It has been two months since we made our New Year’s resolutions to lose weight, get healthier, or whatever yours might have been. Are you still following your New Year’s resolution? Maybe not, but the Academy of Nutrition and Dietetics has conveniently dubbed March as National Nutrition Month. This year the theme is to Put Your Best Fork Forward. All this month I will be writing articles to help you put your best fork forward and continue your healthy living.
This week it’s all about protein. My husband and I have been concentrating on our protein intakes because he is trying to bulk up for a power lifting contest and I am just trying to maintain muscle mass and boost my metabolism. This has inspired me to share with you the importance of protein in the diet.
How much protein does a person need to consume? The Institute of Medicine recommends between 10 percent and 35 percent of our calories should come from protein. Based on a 2,000-calorie diet this is 50-175 grams. For those who don’t eat 2,000 calories let me save you some math, aim for about 1 gram of protein per pound of body weight.

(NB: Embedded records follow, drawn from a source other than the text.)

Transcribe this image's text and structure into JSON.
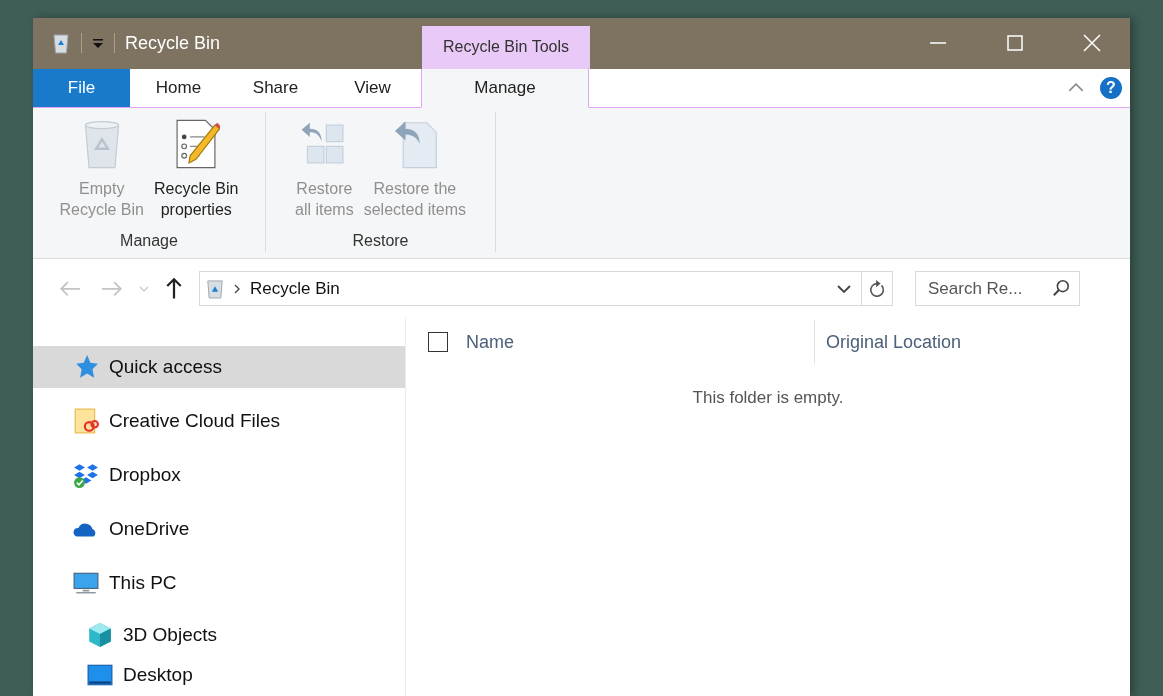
{
  "window": {
    "title": "Recycle Bin",
    "contextual_tab": "Recycle Bin Tools"
  },
  "help": {
    "label": "?"
  },
  "tabs": [
    {
      "label": "File",
      "kind": "file",
      "selected": false
    },
    {
      "label": "Home",
      "kind": "tab",
      "selected": false
    },
    {
      "label": "Share",
      "kind": "tab",
      "selected": false
    },
    {
      "label": "View",
      "kind": "tab",
      "selected": false
    },
    {
      "label": "Manage",
      "kind": "contextual",
      "selected": true
    }
  ],
  "ribbon_groups": [
    {
      "label": "Manage",
      "buttons": [
        {
          "label": "Empty\nRecycle Bin",
          "kind": "empty-bin",
          "disabled": true
        },
        {
          "label": "Recycle Bin\nproperties",
          "kind": "properties",
          "disabled": false
        }
      ]
    },
    {
      "label": "Restore",
      "buttons": [
        {
          "label": "Restore\nall items",
          "kind": "restore-all",
          "disabled": true
        },
        {
          "label": "Restore the\nselected items",
          "kind": "restore-selected",
          "disabled": true
        }
      ]
    }
  ],
  "navigation": {
    "back_disabled": true,
    "forward_disabled": true,
    "up_disabled": false
  },
  "address": {
    "path": "Recycle Bin"
  },
  "search": {
    "placeholder": "Search Re..."
  },
  "sidebar": {
    "items": [
      {
        "label": "Quick access",
        "kind": "quick-access",
        "selected": true
      },
      {
        "label": "Creative Cloud Files",
        "kind": "cloud-files",
        "selected": false
      },
      {
        "label": "Dropbox",
        "kind": "dropbox",
        "selected": false
      },
      {
        "label": "OneDrive",
        "kind": "onedrive",
        "selected": false
      },
      {
        "label": "This PC",
        "kind": "pc",
        "selected": false,
        "children": [
          {
            "label": "3D Objects",
            "kind": "cube",
            "selected": false
          },
          {
            "label": "Desktop",
            "kind": "desktop",
            "selected": false
          }
        ]
      }
    ]
  },
  "file_list": {
    "select_all_checked": false,
    "columns": [
      "Name",
      "Original Location"
    ],
    "empty_message": "This folder is empty."
  }
}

When should I consume protein for best results? Research shows that Americans eat 42 percent of their daily protein at dinner and 16 percent at breakfast. Recent studies have confirmed that peak muscle syntheses occurs at about 20 grams of protein. This demonstrates that we should be eating approximately 20 grams of protein per meal evenly throughout the day. To promote healthy aging and help reduce age related muscle loss we may need closer to 30 grams. To help visualize this a 3-ounce chicken breast is about 25 g and 1 egg is 6 grams. This peak muscle synthesis research demonstrates that more protein does not necessarily mean more muscle mass. One research study proved that there was a 50 percent increase in muscle syntheses with both four ounces of beef and 12 ounces of beef. So higher intakes don’t really provide any extra benefit. My recommendation for eating protein should be around 20 to 30 grams of protein per meal. Ensure this amount is equal throughout the day or you could be wasting valuable protein.
Should I increase calories from protein? If weight loss is your goal reducing calories is the only way to achieve weight loss. This reduction can occur through what you eat or burn during exercise. Increasing calories from protein might cause you to gain weight. But increasing the percentage of calories from protein while reducing the calories from other nutrients may aid in weight loss and help control your appetite. Protein and fat both play an important role in helping you feel full longer. Making a science story short, the quicker your food is converted to glucose the quicker you get hungry. Carbohydrates are very quickly converted to glucose or sugar in the body, causing you to feel hungry and need more food. Protein and fat both have many steps to go through before they are converted to glucose so it takes longer for them to move through your system, allowing you to stay full longer. This longer process also keeps your blood sugar levels steady reducing the trigger to eat.
Proper protein consumption in conjunction with 150 minutes of physical activity a week, should increase your lean muscle mass. The more lean muscle mass you have the higher your metabolism. Put your best fork forward by adding some protein to your breakfast and lunch. This can be easily done by having a fruit smoothie or bean and egg breakfast burrito. For lunch add a lean chicken breast or garbanzo beans as a topping to a salad with a side of cottage cheese. You will be amazed with how just a little protein goes a long way in helping you feel full.
Monica Nagele is the County Extension Director and educator of health and human science for the Montgomery County Purdue Extension.